The era of “New Vogue” music has arrived. As soon as you press play and listen to the first track off The White House Band’s latest album, Renaissance, the typical hip-hophead is thrown down a musical rabbit hole where everything is unexpected and unfamiliar. It’s soon clear that Renaissance isn’t your normal hip-hop album.
“I try to make music that does not fit into just one genre,” David E. Beats, WHB’s one and only member, explained to me in an interview for Gozamos. “I feel like music should just be the song of your soul, regardless of your skin color or ethnicity. So I just make music that sounds dopesauce to me.”
The guitar-totting 24-year-old D.C. native, now doing his thing in N.Y.C., has created a new sound he’s dubbed “New Vogue,” a genre of music shaped by the artist’s own influences – pop, underground rock and, of course, hip hop.
“New Vogue is a new genre for the genre-less,” he tells me. “It gives a name to a lot of the tunes that are coming out nowadays.”
The genre-less style of the music is immediately obvious once you play a track off Renaissance. It’s confusing at first. You’re not quite sure what Beats’ trying to get at. But then you realize that he’s just trying to make good music, the kind of music he likes to listen to, the kind of music he wants to hear more of.

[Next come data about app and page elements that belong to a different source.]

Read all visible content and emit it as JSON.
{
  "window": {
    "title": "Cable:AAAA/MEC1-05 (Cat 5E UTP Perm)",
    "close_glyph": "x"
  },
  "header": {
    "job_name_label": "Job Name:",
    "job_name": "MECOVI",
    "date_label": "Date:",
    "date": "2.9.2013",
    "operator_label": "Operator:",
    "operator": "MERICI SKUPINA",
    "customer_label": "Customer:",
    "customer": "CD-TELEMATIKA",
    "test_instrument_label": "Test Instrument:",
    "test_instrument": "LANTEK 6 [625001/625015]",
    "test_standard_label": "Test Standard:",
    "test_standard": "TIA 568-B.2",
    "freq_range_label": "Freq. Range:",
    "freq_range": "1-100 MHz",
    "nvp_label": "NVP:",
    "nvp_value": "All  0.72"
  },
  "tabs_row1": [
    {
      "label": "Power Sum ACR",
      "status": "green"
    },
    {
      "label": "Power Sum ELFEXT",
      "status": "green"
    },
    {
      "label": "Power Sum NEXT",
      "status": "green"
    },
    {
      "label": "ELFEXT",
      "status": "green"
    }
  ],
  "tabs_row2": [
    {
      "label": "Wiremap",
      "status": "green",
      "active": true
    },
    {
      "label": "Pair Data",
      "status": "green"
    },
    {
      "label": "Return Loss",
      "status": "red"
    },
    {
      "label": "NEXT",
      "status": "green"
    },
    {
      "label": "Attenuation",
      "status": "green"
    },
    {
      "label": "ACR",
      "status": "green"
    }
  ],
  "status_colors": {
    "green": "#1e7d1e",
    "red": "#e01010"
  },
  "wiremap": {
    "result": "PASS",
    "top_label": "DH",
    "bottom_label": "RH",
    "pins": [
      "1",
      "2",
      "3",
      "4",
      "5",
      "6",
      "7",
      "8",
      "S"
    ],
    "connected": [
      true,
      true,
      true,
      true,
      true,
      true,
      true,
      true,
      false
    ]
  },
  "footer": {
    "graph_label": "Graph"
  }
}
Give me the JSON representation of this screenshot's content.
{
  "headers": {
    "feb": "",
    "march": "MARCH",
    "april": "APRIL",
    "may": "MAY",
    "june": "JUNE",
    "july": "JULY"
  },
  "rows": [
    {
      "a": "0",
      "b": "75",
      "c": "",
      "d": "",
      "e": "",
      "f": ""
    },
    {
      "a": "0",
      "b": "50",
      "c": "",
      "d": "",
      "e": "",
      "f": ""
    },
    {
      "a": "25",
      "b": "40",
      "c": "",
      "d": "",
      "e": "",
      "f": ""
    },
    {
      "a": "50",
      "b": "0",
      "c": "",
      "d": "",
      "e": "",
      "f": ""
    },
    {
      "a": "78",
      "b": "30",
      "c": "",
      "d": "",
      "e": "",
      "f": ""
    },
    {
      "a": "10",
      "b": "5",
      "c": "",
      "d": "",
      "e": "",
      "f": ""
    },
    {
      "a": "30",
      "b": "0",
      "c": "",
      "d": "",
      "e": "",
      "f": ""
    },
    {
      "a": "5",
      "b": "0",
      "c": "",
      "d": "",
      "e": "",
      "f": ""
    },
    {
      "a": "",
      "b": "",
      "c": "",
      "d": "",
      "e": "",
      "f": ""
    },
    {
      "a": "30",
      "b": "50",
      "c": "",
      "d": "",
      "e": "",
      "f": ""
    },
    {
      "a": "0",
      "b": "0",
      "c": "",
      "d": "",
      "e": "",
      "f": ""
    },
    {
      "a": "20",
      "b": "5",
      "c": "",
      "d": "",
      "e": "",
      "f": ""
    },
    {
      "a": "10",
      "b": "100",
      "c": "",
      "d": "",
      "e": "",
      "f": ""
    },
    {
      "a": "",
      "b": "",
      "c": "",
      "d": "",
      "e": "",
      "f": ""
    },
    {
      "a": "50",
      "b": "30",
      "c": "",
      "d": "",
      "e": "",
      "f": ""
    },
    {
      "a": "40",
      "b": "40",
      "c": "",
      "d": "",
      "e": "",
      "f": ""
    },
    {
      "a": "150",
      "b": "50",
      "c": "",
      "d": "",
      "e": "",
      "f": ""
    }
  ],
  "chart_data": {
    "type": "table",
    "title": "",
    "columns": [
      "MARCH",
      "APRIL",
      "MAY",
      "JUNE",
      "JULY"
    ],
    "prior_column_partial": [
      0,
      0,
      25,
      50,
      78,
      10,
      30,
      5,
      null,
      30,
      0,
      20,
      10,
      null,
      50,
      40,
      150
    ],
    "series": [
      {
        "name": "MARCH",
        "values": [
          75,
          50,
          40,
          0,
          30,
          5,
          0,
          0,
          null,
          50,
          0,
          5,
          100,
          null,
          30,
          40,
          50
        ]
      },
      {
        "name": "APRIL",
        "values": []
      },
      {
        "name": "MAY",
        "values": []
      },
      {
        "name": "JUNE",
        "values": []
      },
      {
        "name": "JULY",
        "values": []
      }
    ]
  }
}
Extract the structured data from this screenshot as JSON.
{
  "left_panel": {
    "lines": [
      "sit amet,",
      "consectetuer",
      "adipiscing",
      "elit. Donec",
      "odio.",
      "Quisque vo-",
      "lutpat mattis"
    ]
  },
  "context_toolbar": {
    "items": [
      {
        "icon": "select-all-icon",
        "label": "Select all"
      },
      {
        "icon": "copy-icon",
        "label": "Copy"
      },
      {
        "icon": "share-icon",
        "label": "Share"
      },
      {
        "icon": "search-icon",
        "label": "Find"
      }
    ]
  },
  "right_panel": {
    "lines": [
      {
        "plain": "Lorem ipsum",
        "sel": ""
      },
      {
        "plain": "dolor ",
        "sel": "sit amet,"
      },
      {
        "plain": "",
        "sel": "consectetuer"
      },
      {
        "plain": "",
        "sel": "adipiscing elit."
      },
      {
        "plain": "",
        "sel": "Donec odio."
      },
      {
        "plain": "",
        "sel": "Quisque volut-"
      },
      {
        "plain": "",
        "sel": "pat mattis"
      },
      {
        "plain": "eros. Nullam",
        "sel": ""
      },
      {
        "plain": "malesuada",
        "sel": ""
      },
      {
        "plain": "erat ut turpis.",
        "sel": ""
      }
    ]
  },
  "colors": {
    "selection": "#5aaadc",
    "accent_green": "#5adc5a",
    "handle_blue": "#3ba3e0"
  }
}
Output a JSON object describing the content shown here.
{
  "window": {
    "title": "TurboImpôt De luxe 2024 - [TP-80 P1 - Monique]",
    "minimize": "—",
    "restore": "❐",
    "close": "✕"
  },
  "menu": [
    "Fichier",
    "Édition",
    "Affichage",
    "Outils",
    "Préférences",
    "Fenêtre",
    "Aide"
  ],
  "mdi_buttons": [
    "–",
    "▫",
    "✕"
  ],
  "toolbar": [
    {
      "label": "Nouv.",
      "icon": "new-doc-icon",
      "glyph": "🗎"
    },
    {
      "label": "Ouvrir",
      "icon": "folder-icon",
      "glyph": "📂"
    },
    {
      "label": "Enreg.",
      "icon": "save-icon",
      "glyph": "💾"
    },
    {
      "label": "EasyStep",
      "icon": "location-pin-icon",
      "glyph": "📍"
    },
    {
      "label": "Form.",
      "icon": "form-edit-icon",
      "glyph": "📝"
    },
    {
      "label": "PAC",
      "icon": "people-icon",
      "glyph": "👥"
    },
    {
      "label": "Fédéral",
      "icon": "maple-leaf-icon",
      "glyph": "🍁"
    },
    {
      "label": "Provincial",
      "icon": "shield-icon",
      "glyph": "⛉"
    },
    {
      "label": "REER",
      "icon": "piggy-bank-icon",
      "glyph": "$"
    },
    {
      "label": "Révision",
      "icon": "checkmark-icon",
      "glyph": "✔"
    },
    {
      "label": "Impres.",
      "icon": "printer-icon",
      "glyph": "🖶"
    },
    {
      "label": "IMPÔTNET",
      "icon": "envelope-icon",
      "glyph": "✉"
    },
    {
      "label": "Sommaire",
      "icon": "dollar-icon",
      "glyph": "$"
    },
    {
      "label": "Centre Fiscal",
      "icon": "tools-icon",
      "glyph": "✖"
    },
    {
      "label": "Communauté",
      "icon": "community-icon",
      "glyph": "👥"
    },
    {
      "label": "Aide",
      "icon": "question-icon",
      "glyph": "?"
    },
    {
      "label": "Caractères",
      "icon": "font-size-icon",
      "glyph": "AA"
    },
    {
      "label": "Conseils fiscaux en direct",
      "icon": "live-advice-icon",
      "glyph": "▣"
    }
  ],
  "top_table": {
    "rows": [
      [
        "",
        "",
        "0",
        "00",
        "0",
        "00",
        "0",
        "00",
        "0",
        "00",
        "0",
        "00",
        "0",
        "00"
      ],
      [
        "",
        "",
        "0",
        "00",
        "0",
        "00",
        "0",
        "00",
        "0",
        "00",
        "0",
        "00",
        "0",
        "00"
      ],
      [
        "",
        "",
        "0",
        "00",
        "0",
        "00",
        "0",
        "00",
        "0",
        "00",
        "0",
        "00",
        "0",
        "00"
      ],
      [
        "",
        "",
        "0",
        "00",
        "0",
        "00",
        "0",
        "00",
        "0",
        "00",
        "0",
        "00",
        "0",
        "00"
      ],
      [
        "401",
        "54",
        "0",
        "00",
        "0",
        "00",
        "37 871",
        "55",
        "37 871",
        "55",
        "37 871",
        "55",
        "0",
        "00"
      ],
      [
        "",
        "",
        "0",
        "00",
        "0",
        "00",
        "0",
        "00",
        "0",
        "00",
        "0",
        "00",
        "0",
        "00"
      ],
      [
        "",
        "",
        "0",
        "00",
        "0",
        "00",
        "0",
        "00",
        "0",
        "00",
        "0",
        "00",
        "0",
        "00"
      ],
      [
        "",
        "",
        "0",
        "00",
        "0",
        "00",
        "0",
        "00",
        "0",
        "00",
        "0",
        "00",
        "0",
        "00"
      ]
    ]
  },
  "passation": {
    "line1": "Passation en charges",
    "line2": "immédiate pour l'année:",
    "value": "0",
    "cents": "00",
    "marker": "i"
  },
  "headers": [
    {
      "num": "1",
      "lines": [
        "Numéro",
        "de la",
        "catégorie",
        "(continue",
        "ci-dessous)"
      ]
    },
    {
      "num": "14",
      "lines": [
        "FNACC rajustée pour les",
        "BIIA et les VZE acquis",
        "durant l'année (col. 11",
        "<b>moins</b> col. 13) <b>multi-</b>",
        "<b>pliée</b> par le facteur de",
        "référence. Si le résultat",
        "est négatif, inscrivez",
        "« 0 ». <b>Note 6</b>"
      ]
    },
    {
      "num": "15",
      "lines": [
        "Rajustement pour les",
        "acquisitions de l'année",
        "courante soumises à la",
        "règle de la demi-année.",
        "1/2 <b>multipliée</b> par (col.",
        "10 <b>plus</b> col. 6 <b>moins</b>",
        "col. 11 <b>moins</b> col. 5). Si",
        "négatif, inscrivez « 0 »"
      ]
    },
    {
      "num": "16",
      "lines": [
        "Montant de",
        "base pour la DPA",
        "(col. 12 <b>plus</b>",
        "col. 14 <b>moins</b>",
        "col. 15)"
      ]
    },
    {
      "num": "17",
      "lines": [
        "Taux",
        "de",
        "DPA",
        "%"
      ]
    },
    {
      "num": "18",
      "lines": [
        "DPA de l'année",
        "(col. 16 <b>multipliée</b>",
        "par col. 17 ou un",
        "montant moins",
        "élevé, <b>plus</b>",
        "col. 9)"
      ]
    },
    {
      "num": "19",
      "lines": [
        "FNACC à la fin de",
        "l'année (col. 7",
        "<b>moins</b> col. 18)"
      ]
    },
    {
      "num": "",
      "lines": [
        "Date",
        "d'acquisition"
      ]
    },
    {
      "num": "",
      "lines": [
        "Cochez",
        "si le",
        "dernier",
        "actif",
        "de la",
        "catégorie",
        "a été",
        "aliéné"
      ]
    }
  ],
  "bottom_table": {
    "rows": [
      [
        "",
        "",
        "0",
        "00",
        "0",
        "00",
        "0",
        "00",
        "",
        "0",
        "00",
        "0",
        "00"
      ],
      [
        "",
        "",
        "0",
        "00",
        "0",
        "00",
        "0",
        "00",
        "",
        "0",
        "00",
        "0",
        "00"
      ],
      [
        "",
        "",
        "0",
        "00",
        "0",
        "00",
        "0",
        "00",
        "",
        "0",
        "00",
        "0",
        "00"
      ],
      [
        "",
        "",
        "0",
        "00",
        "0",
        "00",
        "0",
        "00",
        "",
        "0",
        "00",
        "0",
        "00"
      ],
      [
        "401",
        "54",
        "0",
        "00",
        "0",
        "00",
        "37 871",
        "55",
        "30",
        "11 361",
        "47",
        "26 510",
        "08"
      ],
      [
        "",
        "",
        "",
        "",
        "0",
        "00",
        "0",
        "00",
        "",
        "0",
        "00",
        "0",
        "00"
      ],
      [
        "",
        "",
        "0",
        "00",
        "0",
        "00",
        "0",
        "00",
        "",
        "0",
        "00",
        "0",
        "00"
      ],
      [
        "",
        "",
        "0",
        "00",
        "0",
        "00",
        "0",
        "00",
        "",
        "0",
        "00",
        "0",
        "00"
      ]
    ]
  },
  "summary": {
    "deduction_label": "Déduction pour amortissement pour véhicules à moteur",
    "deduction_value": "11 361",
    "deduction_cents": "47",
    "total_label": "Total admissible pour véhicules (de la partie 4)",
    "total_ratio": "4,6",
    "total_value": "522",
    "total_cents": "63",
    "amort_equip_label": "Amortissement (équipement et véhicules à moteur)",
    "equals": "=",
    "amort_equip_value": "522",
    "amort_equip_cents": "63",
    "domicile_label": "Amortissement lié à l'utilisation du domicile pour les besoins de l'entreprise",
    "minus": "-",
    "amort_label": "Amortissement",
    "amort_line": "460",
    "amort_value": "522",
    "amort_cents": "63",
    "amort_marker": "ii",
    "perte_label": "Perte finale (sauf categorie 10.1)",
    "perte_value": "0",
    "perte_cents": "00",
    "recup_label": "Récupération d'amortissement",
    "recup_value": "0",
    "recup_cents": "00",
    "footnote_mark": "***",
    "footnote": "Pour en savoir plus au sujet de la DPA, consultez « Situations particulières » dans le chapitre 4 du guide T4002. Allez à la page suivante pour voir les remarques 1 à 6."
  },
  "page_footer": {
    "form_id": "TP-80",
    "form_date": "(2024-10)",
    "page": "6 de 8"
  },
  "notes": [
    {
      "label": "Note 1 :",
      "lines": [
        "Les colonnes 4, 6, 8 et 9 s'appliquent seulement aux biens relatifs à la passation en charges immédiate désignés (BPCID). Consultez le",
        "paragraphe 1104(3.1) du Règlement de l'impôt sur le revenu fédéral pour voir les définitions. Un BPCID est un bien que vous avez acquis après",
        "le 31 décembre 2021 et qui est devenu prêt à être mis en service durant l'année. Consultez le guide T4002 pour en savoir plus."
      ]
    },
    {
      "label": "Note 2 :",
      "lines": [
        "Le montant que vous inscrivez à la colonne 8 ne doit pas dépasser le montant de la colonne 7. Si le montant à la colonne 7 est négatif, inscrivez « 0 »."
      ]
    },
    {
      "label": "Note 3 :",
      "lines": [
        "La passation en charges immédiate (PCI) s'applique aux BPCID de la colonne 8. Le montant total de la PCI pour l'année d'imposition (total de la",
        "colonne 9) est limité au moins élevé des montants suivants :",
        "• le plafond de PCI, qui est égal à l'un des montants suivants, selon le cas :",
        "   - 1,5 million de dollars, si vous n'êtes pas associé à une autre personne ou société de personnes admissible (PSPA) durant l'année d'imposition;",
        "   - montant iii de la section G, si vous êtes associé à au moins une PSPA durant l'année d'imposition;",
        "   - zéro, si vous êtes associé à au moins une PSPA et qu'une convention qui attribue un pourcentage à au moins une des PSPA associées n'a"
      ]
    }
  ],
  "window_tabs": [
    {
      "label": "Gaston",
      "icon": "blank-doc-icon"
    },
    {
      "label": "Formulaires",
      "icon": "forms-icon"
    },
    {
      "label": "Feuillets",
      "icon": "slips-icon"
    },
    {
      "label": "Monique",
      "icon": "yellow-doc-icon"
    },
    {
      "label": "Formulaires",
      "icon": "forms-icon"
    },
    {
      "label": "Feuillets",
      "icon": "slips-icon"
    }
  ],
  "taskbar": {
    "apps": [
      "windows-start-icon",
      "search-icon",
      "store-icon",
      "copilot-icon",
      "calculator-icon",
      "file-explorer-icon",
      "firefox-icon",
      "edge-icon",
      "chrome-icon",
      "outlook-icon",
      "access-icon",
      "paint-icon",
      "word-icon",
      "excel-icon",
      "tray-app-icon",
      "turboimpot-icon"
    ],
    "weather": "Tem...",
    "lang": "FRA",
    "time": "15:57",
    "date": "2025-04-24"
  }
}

The production is impressive throughout and unlike anything the average hip-hop listener is used to. The track “A Lover and A Friend,” with its guitar beat, is sure to make anyone bob their head. (And isn’t that what good hip-hop music is supposed to do?) “Dream,” one of the many other guitar-laced instrumentals on the album, is single-versed but expresses a positive message. There’s a surprise guest on “Ghost” – hip-hop saint Tupac Shakur – and the beat is a hypnotic form of psychedelic hip hop. Beats jams out on the song “Have It All,” a Jimi-styled rock track featuring New York City-based group Gangstagrass.
The best track on the Renaissance overall – at least one of the best – has to be “Heavy.” The song fills the ear with a smooth combo of violins and percussion, and the instrumental cuts out at the beginning of each verse, leaving only the sound of Beats’ voice, clear and firm.
“Spirit” comes across as Beats’ homage to Carlos Santana. The song features long electric guitar solos, what some people might call “smoky room” music. I call it “laying on the bed on a Sunday afternoon” music. Whatever it is, it’s good music..
Admittedly, lyricists won’t find much in Renaissance. Beats’ lyrics tend to be drastically simplistic and, at times, unimaginative. There’s a few good punchlines and catchy hooks. It could be said of him that Beats is a much better producer than he is a MC.
But the appeal of the album lies most clearly in this new style of music he’s named New Vogue, which is on full display in every track and challenges standard notions of hip-hop music. It’s like Kanye on acid – and I mean that in the best way.
At the very least, the inspired beats on Renaissance are well worth the price for this trip into Wonderland.